REQUIRED WORK
Check every line below for the word "Übungseinheit" and show those that hold it.

SOURCE MATERIAL
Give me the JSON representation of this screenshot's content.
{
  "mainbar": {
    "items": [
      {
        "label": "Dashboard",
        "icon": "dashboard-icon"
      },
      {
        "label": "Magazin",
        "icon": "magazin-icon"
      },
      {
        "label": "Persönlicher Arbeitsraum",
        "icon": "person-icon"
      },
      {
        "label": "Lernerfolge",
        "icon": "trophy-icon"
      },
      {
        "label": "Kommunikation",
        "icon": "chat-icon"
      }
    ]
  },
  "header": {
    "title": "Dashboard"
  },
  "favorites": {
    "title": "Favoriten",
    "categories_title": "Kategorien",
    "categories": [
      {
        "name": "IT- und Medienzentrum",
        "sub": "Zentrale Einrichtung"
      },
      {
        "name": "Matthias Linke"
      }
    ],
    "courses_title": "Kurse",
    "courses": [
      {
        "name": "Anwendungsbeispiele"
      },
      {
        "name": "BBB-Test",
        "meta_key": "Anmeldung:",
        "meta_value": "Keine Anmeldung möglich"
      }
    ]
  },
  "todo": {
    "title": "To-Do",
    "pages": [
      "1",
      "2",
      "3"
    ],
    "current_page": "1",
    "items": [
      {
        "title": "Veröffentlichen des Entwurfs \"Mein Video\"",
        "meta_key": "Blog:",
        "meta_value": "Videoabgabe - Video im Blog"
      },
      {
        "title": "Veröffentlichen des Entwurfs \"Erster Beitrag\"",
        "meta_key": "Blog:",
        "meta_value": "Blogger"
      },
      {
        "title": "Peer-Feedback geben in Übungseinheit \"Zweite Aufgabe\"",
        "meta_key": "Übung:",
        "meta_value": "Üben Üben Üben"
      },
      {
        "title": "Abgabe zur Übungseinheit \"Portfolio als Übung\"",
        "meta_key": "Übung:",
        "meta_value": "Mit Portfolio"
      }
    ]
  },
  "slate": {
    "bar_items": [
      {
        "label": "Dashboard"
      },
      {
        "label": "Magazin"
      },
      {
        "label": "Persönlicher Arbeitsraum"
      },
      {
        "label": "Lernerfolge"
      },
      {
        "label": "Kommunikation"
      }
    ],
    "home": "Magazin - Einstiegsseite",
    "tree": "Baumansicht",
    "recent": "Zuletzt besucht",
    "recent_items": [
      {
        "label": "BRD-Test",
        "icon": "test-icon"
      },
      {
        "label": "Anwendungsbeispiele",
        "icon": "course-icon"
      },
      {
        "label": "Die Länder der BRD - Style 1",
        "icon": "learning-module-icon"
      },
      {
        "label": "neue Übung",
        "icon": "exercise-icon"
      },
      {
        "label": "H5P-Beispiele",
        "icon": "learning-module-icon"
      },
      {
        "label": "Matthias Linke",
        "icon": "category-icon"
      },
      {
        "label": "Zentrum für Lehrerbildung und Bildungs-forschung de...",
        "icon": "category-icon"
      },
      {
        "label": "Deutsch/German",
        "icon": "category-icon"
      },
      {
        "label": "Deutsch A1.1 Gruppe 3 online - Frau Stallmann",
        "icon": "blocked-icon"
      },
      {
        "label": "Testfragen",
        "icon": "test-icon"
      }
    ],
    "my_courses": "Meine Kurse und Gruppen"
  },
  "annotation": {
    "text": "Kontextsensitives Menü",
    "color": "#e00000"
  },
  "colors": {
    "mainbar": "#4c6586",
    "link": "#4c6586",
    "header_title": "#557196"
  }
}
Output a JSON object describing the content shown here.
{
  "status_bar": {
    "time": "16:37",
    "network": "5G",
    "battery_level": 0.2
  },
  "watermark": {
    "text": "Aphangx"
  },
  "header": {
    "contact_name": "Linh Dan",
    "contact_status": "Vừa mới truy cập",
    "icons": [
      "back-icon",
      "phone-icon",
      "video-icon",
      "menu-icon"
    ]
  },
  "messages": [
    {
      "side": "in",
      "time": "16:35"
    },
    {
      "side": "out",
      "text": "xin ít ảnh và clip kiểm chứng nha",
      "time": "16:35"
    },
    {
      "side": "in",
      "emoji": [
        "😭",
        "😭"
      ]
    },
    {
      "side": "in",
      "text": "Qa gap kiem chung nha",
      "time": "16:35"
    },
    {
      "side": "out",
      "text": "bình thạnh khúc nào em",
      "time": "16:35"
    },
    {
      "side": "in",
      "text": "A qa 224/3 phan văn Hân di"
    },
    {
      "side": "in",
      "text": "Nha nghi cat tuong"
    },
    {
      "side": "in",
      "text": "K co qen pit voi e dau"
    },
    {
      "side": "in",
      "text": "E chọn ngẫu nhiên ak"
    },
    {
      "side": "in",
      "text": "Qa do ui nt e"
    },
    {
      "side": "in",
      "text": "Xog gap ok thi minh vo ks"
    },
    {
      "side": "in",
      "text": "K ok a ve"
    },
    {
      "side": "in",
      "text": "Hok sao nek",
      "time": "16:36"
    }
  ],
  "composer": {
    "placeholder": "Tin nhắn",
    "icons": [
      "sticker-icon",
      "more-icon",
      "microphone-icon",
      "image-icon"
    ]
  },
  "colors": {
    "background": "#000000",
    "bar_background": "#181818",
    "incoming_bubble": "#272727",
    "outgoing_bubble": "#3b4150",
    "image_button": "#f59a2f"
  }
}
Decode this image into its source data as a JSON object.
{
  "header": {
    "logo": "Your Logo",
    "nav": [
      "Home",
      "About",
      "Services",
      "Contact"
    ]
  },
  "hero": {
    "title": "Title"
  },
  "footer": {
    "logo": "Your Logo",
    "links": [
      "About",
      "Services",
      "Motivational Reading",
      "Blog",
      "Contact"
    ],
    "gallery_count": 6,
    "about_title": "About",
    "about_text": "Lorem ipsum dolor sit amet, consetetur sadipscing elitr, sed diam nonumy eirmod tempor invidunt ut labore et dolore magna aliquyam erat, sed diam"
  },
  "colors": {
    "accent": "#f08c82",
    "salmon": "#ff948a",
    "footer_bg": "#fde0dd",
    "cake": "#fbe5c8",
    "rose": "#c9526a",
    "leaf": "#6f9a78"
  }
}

COMPLETED EXERCISE
        "title": "Peer-Feedback geben in Übungseinheit \"Zweite Aufgabe\"",
        "title": "Abgabe zur Übungseinheit \"Portfolio als Übung\"",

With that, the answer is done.